During the midst of a pandemic and a presidential election cycle, when prompt mail delivery matters more than ever, the Postal Service made significant changes that resulted in unreliable service and widespread delays. On July 10, 2020, the new Postmaster General, Louis DeJoy, announced a major operational “Pivot,” which imposed significant restrictions on the timing and nature of letter carrier routes. In so doing, he acknowledged that employees would “see mail left behind or on the workroom floor or docks” as a result. In the month after, there were substantial delays in mail service across the nation, with entire towns in rural areas not receiving their mail on certain days and people in some cities going days or weeks without receiving any mail at all. The delays caused Americans to go without medicines and benefits, and they prevented eligible Americans from voting by mail in their primary elections.
Public Citizen, representing the National Association for the Advancement of Colored People (NAACP) and co-counseling with the NAACP Legal Defense and Education Fund, filed suit to require the Postal Service to suspend these changes, to restore prompt and reliable mail delivery, and to ensure that mail-in ballots are accorded priority status, as they have been in past years. On September 1, 2020, we filed a motion for a preliminary injunction. The court granted the motion, holding that we were likely to succeed on the merits of our claim that the Postal Service made changes to transportation policy without following procedures required by law.

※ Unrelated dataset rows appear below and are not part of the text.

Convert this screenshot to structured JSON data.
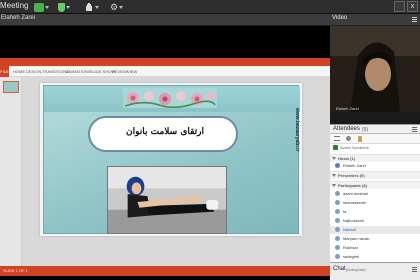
{
  "app": {
    "title": "Meeting"
  },
  "toolbar": {
    "mic_color": "#4caf50",
    "cam_color": "#6c6",
    "accent": "#d04423"
  },
  "window_controls": {
    "close": "x"
  },
  "share_pod": {
    "presenter": "Elaheh Zarei",
    "ppt": {
      "file_tab": "FILE",
      "tabs": [
        "HOME",
        "DESIGN",
        "TRANSITIONS",
        "ANIMATIONS",
        "SLIDE SHOW",
        "REVIEW",
        "VIEW"
      ],
      "status": "SLIDE 1 OF 1",
      "slide": {
        "title": "ارتقای سلامت بانوان",
        "side_url": "www.bazaaryabi.ir"
      }
    }
  },
  "video_pod": {
    "title": "Video",
    "camera_name": "Elaheh Zarei"
  },
  "attendees": {
    "title": "Attendees",
    "count": "(9)",
    "active_speakers_label": "Active Speakers",
    "groups": [
      {
        "label": "Hosts (1)",
        "members": [
          "Elaheh Zarei"
        ]
      },
      {
        "label": "Presenters (0)",
        "members": []
      },
      {
        "label": "Participants (8)",
        "members": [
          "azam moshari",
          "shamsrazabi",
          "fa",
          "hajihosseini",
          "Nahadi",
          "Maryam navab",
          "Rokhsar",
          "sadeghei"
        ]
      }
    ]
  },
  "chat": {
    "title": "Chat",
    "audience": "(Everyone)"
  }
}
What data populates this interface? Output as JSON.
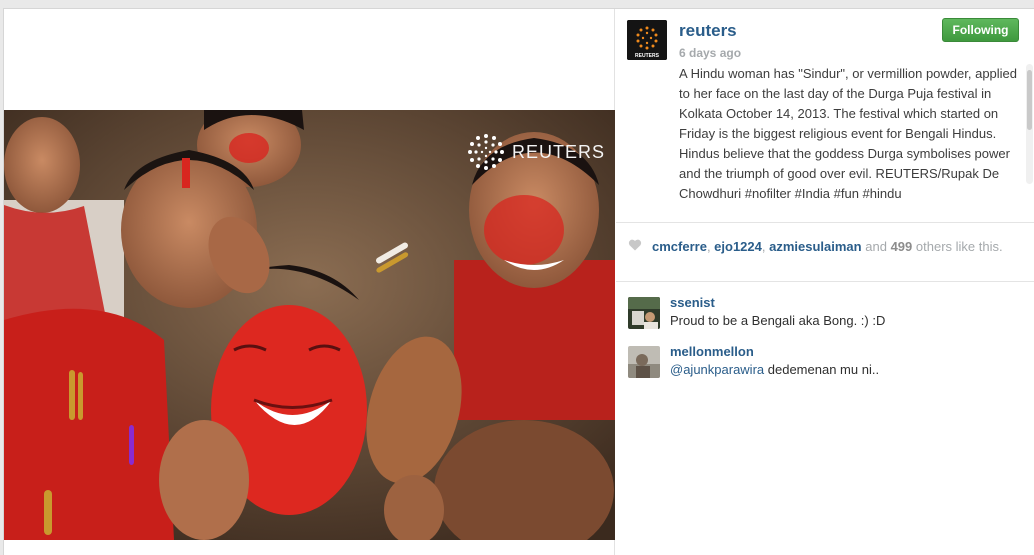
{
  "post": {
    "username": "reuters",
    "avatar_brand": "REUTERS",
    "time_ago": "6 days ago",
    "follow_label": "Following",
    "caption": "A Hindu woman has \"Sindur\", or vermillion powder, applied to her face on the last day of the Durga Puja festival in Kolkata October 14, 2013. The festival which started on Friday is the biggest religious event for Bengali Hindus. Hindus believe that the goddess Durga symbolises power and the triumph of good over evil. REUTERS/Rupak De Chowdhuri #nofilter #India #fun #hindu",
    "watermark": "REUTERS"
  },
  "likes": {
    "icon": "heart-icon",
    "likers": [
      "cmcferre",
      "ejo1224",
      "azmiesulaiman"
    ],
    "separator": ", ",
    "and_text": "and",
    "count": "499",
    "suffix": "others like this."
  },
  "comments": [
    {
      "user": "ssenist",
      "mention": "",
      "text": "Proud to be a Bengali aka Bong. :) :D"
    },
    {
      "user": "mellonmellon",
      "mention": "@ajunkparawira",
      "text": "dedemenan mu ni.."
    }
  ],
  "colors": {
    "link": "#2a5d8a",
    "follow_green": "#4caa4a",
    "muted": "#a5a9ac",
    "vermillion": "#e1271f"
  }
}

Two weeks later, in light of USPS’s inadequate response to the preliminary injunction, we filed an emergency motion to enforce the injunction and to establish daily monitoring of USPS’s service. The court granted that motion on October 27, 2020 and ordered additional emergency relief on October 30, November 1, and November 3.

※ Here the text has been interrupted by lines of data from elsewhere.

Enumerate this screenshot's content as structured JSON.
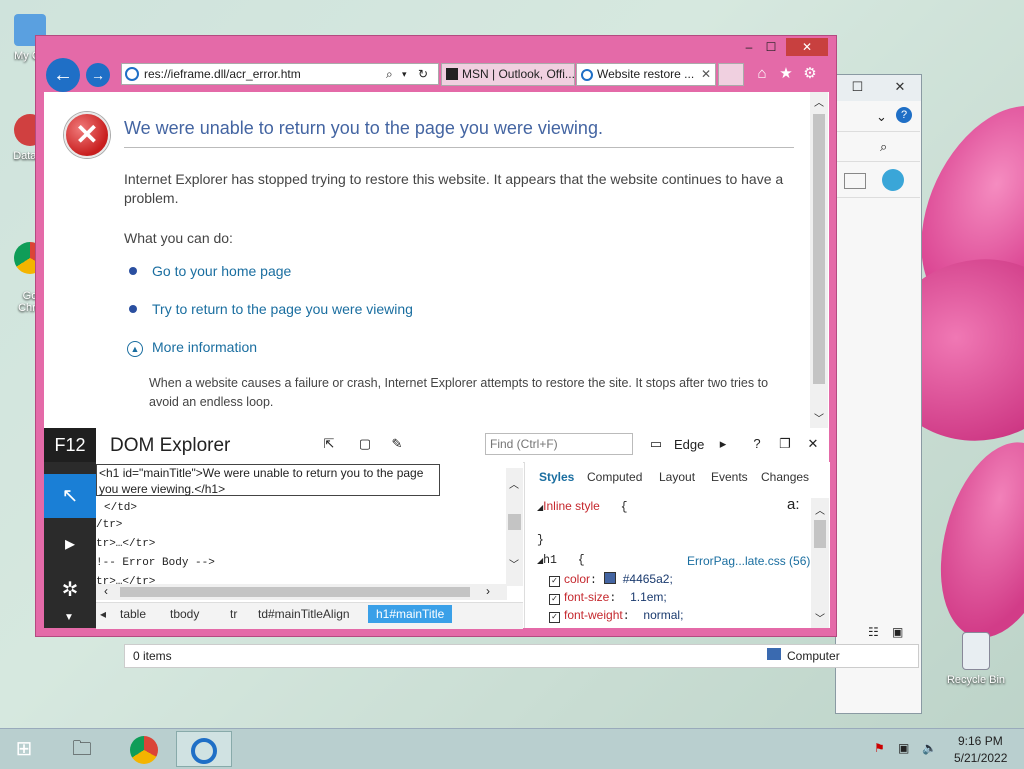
{
  "desktop": {
    "icons": [
      {
        "label": "My Co"
      },
      {
        "label": "DataW"
      },
      {
        "label": "Goo\nChro"
      },
      {
        "label": "Recycle Bin"
      }
    ]
  },
  "ie": {
    "address": "res://ieframe.dll/acr_error.htm",
    "tabs": [
      {
        "label": "MSN | Outlook, Offi..."
      },
      {
        "label": "Website restore ..."
      }
    ],
    "page": {
      "title": "We were unable to return you to the page you were viewing.",
      "description": "Internet Explorer has stopped trying to restore this website. It appears that the website continues to have a problem.",
      "what_you_can_do": "What you can do:",
      "link_home": "Go to your home page",
      "link_return": "Try to return to the page you were viewing",
      "more_info": "More information",
      "more_info_text": "When a website causes a failure or crash, Internet Explorer attempts to restore the site. It stops after two tries to avoid an endless loop."
    }
  },
  "devtools": {
    "f12": "F12",
    "title": "DOM Explorer",
    "find_placeholder": "Find (Ctrl+F)",
    "edge_label": "Edge",
    "tooltip": "<h1 id=\"mainTitle\">We were unable to return you to the page you were viewing.</h1>",
    "dom_lines": [
      "</td>",
      "/tr>",
      "tr>…</tr>",
      "!-- Error Body -->",
      "tr>…</tr>"
    ],
    "breadcrumb": [
      "table",
      "tbody",
      "tr",
      "td#mainTitleAlign",
      "h1#mainTitle"
    ],
    "style_tabs": [
      "Styles",
      "Computed",
      "Layout",
      "Events",
      "Changes"
    ],
    "inline_style": "Inline style",
    "brace_open": "{",
    "brace_close": "}",
    "h1_selector": "h1",
    "source": "ErrorPag...late.css (56)",
    "properties": [
      {
        "name": "color",
        "value": "#4465a2;"
      },
      {
        "name": "font-size",
        "value": "1.1em;"
      },
      {
        "name": "font-weight",
        "value": "normal;"
      }
    ]
  },
  "explorer_status": {
    "items": "0 items",
    "location": "Computer"
  },
  "taskbar": {
    "time": "9:16 PM",
    "date": "5/21/2022"
  },
  "colors": {
    "ie_frame": "#e46aa8",
    "title_blue": "#4465a2",
    "link_blue": "#1a6ea0"
  }
}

We then took discovery with respect to the processing of mailed ballots for the Georgia runoff election. And we entered into an agreement with the Postal Service addressing measures to be taken to ensure timely delivery of ballots for that election.
In March 2021, we amended the complaint to address both the changes to transportation policy and the Postal Service’s failure to adopt procedures to ensure prompt and reliable mail-in ballot delivery in future elections.
In December 2021, we entered into a settlement under which the Postal Service agreed to meet with NAACP in the months before each national primary and general election through 2028 and to provide weekly reports on service performance during the six weeks leading up to general elections. The Postal Service also agreed to issue publicly available guidance documents to address its plans for prioritizing the monitoring and timely delivery of election mail for the national general elections through 2028. The parties expect that these measures will be similar to the “extraordinary measures” used in the weeks leading up to the 2020 general election. Those measures, which the court required the Postal Service to implement in response to motions by the NAACP, helped to ensure that the vast majority of mailed ballots were delivered to the boards of elections in time to be counted.